Teacher Education Reform in Japan: Ideological and Control Issues
Traditionally, Japanese society has relied on formal education to develop character, to cultivate moral and cultural sensitivity, and, indeed, to advance industrialization and modernization. The Japanese belief that teachers should inclusively enhance the instrumental, moral, and expressive aspects of their children's formation has become so deeply entrenched in that tradition that it has become a virtual cultural expression-one that has shaped the evolution of teacher education itself. Teachers have been viewed as agents of character development and nation-building from the inception of formal teacher education at the dawn of Japan's modernization in the nineteenth century.
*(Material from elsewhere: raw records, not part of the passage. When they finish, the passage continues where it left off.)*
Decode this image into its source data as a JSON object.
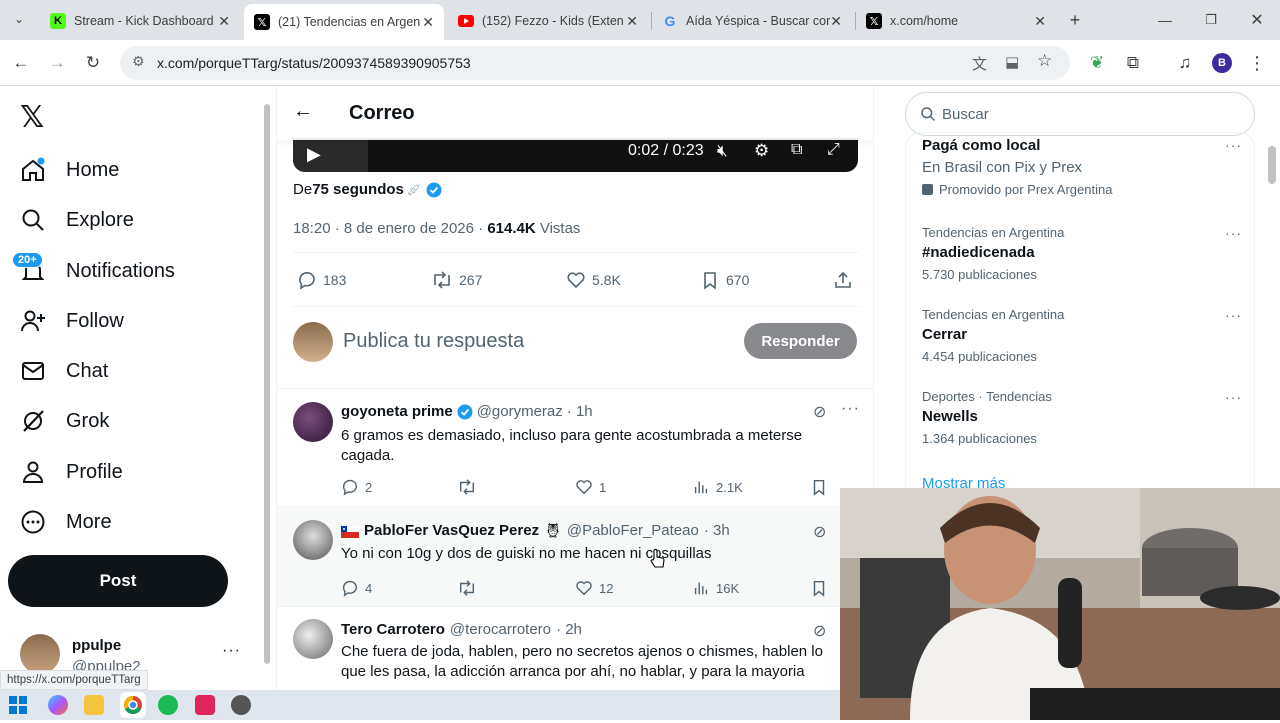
{
  "browser": {
    "tabs": [
      {
        "title": "Stream - Kick Dashboard",
        "icon": "kick-icon"
      },
      {
        "title": "(21) Tendencias en Argen",
        "icon": "x-icon"
      },
      {
        "title": "(152) Fezzo - Kids (Exten",
        "icon": "youtube-icon"
      },
      {
        "title": "Aída Yéspica - Buscar cor",
        "icon": "google-icon"
      },
      {
        "title": "x.com/home",
        "icon": "x-icon"
      }
    ],
    "url": "x.com/porqueTTarg/status/2009374589390905753",
    "profile_initial": "B",
    "status_url": "https://x.com/porqueTTarg"
  },
  "nav": {
    "items": [
      {
        "label": "Home",
        "icon": "home-icon"
      },
      {
        "label": "Explore",
        "icon": "search-icon"
      },
      {
        "label": "Notifications",
        "icon": "bell-icon",
        "badge": "20+"
      },
      {
        "label": "Follow",
        "icon": "follow-icon"
      },
      {
        "label": "Chat",
        "icon": "mail-icon"
      },
      {
        "label": "Grok",
        "icon": "grok-icon"
      },
      {
        "label": "Profile",
        "icon": "profile-icon"
      },
      {
        "label": "More",
        "icon": "more-icon"
      }
    ],
    "post_label": "Post",
    "account": {
      "name": "ppulpe",
      "handle": "@ppulpe2"
    }
  },
  "main": {
    "header_title": "Correo",
    "video": {
      "time": "0:02 / 0:23"
    },
    "from_prefix": "De",
    "from_name": "75 segundos",
    "timestamp": "18:20 · 8 de enero de 2026 · ",
    "views_count": "614.4K",
    "views_label": "Vistas",
    "stats": {
      "replies": "183",
      "reposts": "267",
      "likes": "5.8K",
      "bookmarks": "670"
    },
    "compose_placeholder": "Publica tu respuesta",
    "reply_button": "Responder",
    "replies": [
      {
        "name": "goyoneta prime",
        "handle": "@gorymeraz",
        "time": "· 1h",
        "text": "6 gramos es demasiado, incluso para gente acostumbrada a meterse cagada.",
        "replies": "2",
        "likes": "1",
        "views": "2.1K"
      },
      {
        "name": "PabloFer VasQuez Perez",
        "handle": "@PabloFer_Pateao",
        "time": "· 3h",
        "text": "Yo ni con 10g y dos de guiski no me hacen ni cosquillas",
        "replies": "4",
        "likes": "12",
        "views": "16K"
      },
      {
        "name": "Tero Carrotero",
        "handle": "@terocarrotero",
        "time": "· 2h",
        "text_line1": "Che fuera de joda, hablen, pero no secretos ajenos o chismes, hablen lo",
        "text_line2": "que les pasa, la adicción arranca por ahí, no hablar, y para la mayoria"
      }
    ]
  },
  "sidebar": {
    "search_placeholder": "Buscar",
    "trends": [
      {
        "meta": "",
        "name": "Pagá como local",
        "detail": "En Brasil con Pix y Prex",
        "promoted": "Promovido por Prex Argentina"
      },
      {
        "meta": "Tendencias en Argentina",
        "name": "#nadiedicenada",
        "count": "5.730 publicaciones"
      },
      {
        "meta": "Tendencias en Argentina",
        "name": "Cerrar",
        "count": "4.454 publicaciones"
      },
      {
        "meta": "Deportes · Tendencias",
        "name": "Newells",
        "count": "1.364 publicaciones"
      }
    ],
    "show_more": "Mostrar más"
  },
  "colors": {
    "accent": "#1d9bf0",
    "dark": "#0f1419",
    "muted": "#536471",
    "reply_btn": "#87898c"
  }
}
Japanese teacher education has been distinctly influenced by the predominant national ideologies of particular times.